Police Report: Homicide Clearance Rate Points to Structural Issues

by / Jan. 9, 2018 9pm EST

Last year, the city’s homicide squad were killing it with overtime while murderers killed with impunity. The Buffalo Police Department cleared only 8 out of 2017’s total of 41 homicides, not including the two homicides committed by police.

Yet despite having cleared under 25 percent of murders in 2016 and 2017, Buffalo homicide detectives almost doubled their pay with overtime, city payroll records show.

The 23-member homicide squad, including detectives, sergeants, and one technician earned nearly $1.6 million in overtime in 2017, above their combined base salary of $1.73 million.

In 2016, BPD investigated 44 homicides, clearing only 11 of them. That’s a 22 percent clearance rate since 2016. That rate can improve as older cases may be solved, but Buffalo’s poor homicide clearance rate has been an issue for years, and almost every time the city speaks on the issue, they point to lack of cooperation from the community.

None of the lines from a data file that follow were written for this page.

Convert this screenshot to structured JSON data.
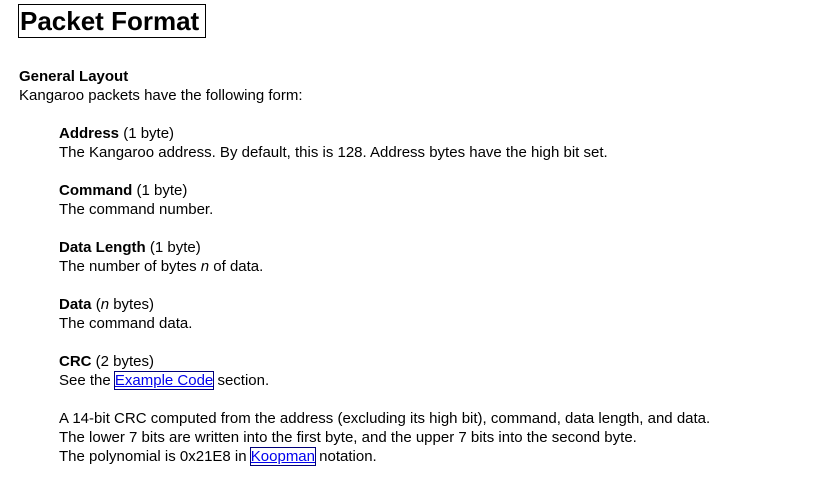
{
  "page": {
    "title": "Packet Format"
  },
  "general": {
    "heading": "General Layout",
    "intro": "Kangaroo packets have the following form:"
  },
  "fields": [
    {
      "name": "Address",
      "size": "(1 byte)",
      "description": "The Kangaroo address. By default, this is 128. Address bytes have the high bit set."
    },
    {
      "name": "Command",
      "size": "(1 byte)",
      "description": "The command number."
    },
    {
      "name": "Data Length",
      "size": "(1 byte)",
      "description_before": "The number of bytes ",
      "description_var": "n",
      "description_after": " of data."
    },
    {
      "name": "Data",
      "size_before": "(",
      "size_var": "n",
      "size_after": " bytes)",
      "description": "The command data."
    },
    {
      "name": "CRC",
      "size": "(2 bytes)",
      "see_before": "See the ",
      "see_link": "Example Code",
      "see_after": " section.",
      "line1": "A 14-bit CRC computed from the address (excluding its high bit), command, data length, and data.",
      "line2": "The lower 7 bits are written into the first byte, and the upper 7 bits into the second byte.",
      "line3_before": "The polynomial is 0x21E8 in ",
      "line3_link": "Koopman",
      "line3_after": " notation."
    }
  ]
}
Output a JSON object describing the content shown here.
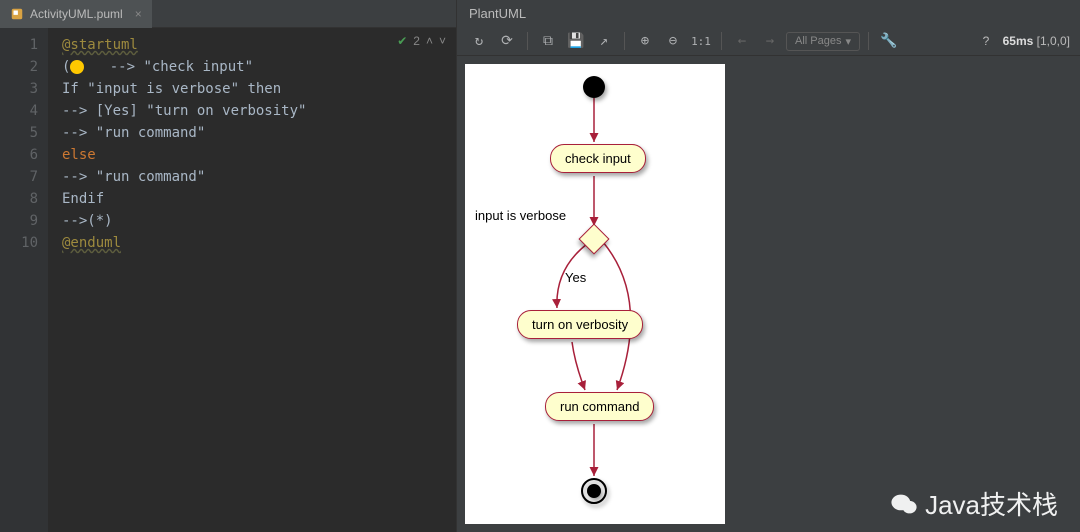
{
  "tab": {
    "filename": "ActivityUML.puml"
  },
  "editor": {
    "inspection_count": "2",
    "lines": [
      {
        "n": 1,
        "segs": [
          {
            "cls": "t-tag",
            "t": "@startuml"
          }
        ]
      },
      {
        "n": 2,
        "segs": [
          {
            "t": "("
          },
          {
            "cls": "emoji",
            "t": ""
          },
          {
            "t": "   --> "
          },
          {
            "cls": "t-str",
            "t": "\"check input\""
          }
        ]
      },
      {
        "n": 3,
        "segs": [
          {
            "t": "If "
          },
          {
            "cls": "t-str",
            "t": "\"input is verbose\""
          },
          {
            "t": " then"
          }
        ]
      },
      {
        "n": 4,
        "segs": [
          {
            "t": "--> [Yes] "
          },
          {
            "cls": "t-str",
            "t": "\"turn on verbosity\""
          }
        ]
      },
      {
        "n": 5,
        "segs": [
          {
            "t": "--> "
          },
          {
            "cls": "t-str",
            "t": "\"run command\""
          }
        ]
      },
      {
        "n": 6,
        "segs": [
          {
            "cls": "t-kw",
            "t": "else"
          }
        ]
      },
      {
        "n": 7,
        "segs": [
          {
            "t": "--> "
          },
          {
            "cls": "t-str",
            "t": "\"run command\""
          }
        ]
      },
      {
        "n": 8,
        "segs": [
          {
            "t": "Endif"
          }
        ]
      },
      {
        "n": 9,
        "segs": [
          {
            "t": "-->(*) "
          }
        ]
      },
      {
        "n": 10,
        "segs": [
          {
            "cls": "t-tag",
            "t": "@enduml"
          }
        ]
      }
    ]
  },
  "preview": {
    "title": "PlantUML",
    "pages_label": "All Pages",
    "zoom_label": "1:1",
    "stats_time": "65ms",
    "stats_pages": "[1,0,0]",
    "nodes": {
      "check_input": "check input",
      "turn_on_verbosity": "turn on verbosity",
      "run_command": "run command"
    },
    "labels": {
      "condition": "input is verbose",
      "yes": "Yes"
    }
  },
  "watermark": "Java技术栈"
}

Police and prosecutors have launched a number of initiatives focused on community relations and are looking at increasing the financial reward for potential witnesses and a new mentoring program, but not the mayor, not the district attorney, and certainly not the Buffalo News seems to consider how the BPD has bulldozed community relations in its poorest and overwhelmingly minority neighborhoods through the use of traffic checkpoints, stop-and-frisk-like police stops, dog killings during marijuana raids, an arrest rate for marijuana that disproportionately affects minorities at a rate of 8 to 1, officers who provide court testimony that judges fault and dub “inventive”, a police department that conceals or obfuscates the truth on violent confrontations, and repeated police brutality incidents including two homicides in 2017 with only limited accountability.

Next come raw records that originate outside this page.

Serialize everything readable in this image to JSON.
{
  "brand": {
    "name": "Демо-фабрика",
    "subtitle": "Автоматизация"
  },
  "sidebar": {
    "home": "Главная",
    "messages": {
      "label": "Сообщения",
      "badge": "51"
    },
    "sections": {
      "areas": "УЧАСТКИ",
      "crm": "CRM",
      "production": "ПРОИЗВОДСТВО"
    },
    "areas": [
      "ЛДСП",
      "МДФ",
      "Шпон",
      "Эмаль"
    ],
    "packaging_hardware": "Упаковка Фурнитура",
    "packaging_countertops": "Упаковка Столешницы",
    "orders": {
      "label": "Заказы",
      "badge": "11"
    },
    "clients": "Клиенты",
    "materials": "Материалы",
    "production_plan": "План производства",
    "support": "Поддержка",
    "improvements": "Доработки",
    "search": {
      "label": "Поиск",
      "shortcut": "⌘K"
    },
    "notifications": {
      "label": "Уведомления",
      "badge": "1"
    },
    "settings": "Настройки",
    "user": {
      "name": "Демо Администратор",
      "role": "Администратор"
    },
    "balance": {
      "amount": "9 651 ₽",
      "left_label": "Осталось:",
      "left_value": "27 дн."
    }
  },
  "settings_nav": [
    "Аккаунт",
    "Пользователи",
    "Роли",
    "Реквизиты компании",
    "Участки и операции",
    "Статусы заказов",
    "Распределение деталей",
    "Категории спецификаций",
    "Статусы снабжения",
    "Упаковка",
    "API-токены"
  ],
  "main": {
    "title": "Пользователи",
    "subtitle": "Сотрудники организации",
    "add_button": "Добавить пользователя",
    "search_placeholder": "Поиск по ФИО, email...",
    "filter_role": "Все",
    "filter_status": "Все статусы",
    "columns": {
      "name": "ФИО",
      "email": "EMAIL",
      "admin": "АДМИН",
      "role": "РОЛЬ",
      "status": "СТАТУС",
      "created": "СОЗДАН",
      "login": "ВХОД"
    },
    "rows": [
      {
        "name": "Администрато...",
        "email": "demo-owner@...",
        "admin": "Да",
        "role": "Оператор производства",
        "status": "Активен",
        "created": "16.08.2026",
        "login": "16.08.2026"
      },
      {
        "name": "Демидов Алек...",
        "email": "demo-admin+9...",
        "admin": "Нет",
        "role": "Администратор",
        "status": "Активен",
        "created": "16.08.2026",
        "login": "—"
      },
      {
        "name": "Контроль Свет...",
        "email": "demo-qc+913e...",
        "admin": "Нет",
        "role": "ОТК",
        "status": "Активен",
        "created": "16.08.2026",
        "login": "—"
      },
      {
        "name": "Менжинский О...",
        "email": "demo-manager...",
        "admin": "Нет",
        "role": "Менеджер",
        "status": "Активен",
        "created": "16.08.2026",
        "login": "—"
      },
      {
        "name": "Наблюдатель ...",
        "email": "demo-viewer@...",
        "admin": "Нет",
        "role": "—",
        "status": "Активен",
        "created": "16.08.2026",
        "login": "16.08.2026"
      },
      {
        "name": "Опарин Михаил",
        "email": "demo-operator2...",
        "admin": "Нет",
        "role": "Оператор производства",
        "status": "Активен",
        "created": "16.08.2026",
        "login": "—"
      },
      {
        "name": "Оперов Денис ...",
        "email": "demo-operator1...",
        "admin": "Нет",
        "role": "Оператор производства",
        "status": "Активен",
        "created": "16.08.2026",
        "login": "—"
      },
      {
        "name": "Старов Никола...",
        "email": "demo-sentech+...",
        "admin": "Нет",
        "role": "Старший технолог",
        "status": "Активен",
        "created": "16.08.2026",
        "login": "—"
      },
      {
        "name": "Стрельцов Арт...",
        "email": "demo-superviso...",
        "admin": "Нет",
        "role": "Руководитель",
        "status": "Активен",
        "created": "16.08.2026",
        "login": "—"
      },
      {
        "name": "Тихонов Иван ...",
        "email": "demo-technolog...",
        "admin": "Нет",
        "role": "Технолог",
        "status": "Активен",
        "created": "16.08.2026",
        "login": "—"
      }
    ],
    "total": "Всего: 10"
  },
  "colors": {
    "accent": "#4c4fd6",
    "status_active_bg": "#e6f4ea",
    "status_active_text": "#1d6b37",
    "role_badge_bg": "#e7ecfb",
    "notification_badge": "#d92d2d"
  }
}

A Buffalo News editorial this week claimed that the “homicide clearance rate will go up when the community believes in police.” But what has the city done to earn that trust in light of the glaring systemic issues with department? And why does the News almost never explore why the community has lost that trust to begin with? A mentoring program is a good start, but it smacks of a token gesture; a Band-Aid on a stab wound. We see it the other way around, that the homicide clearance will go up when the police start believing in the community.

In an Open Buffalo survey on police relations in 2016, only 9 percent of black males reported they felt that BPD respects people of color. A damning report by the Cornell University and SUNY at Buffalo law schools that has launched a state attorney general investigation into BPD practice and policy concluded that “Buffalo’s law enforcement practices have prioritized revenue and a racialized urban renewal initiative over the public safety needs and constitutional rights of its residents, and the African American and racial minority communities in particular.”

Last week, the conservative National Review rescinded their longstanding support of stop-and-frisk, noting that after the New York Police Department ended the controversial practice, violent crime continued to fall, against their expectations. They also realized that according to the data, stop-and-frisk meant “hundreds of thousands of New Yorkers were unjustly subjected to embarrassment or even humiliation.”

In Buffalo, you can get embarrassment, humiliation, and a ticket for having window tints too dark at a checkpoint that the BPD’s Strike Force unit deploys daily, often in multiple locations usually concentrated in minority neighborhoods.

The authorities often blame a gang subculture for the poor clearance rate, as if gangs didn’t exist in other communities around that nation with higher clearance rates. When they’ve expounded on the matter in the past, a cynical argument forms.

In 2015, from the Buffalo News: “Authorities attribute the low clearance rate largely to a lack of cooperation among the criminal element. City officials say one or two recent homicide victims, including one last weekend, may have been prime suspects in other killings, allowing police to clear those cases.

In 2016, from Investigative Post: “A lot of it is gang retribution,” [then-District Attorney Frank A.] Sedita said. “A number of people who’ve become homicide victims, a week before they were prime homicide suspects.”

The subtext behind those statements by law enforcement brass certainly suggests to some in their ranks that maybe some homicides aren’t even worth solving.

Is there anyone left on the Common Council or in the mayor’s office who wants to ask how the homicide squad doubles their salary on overtime and can’t seem to actually solve murders?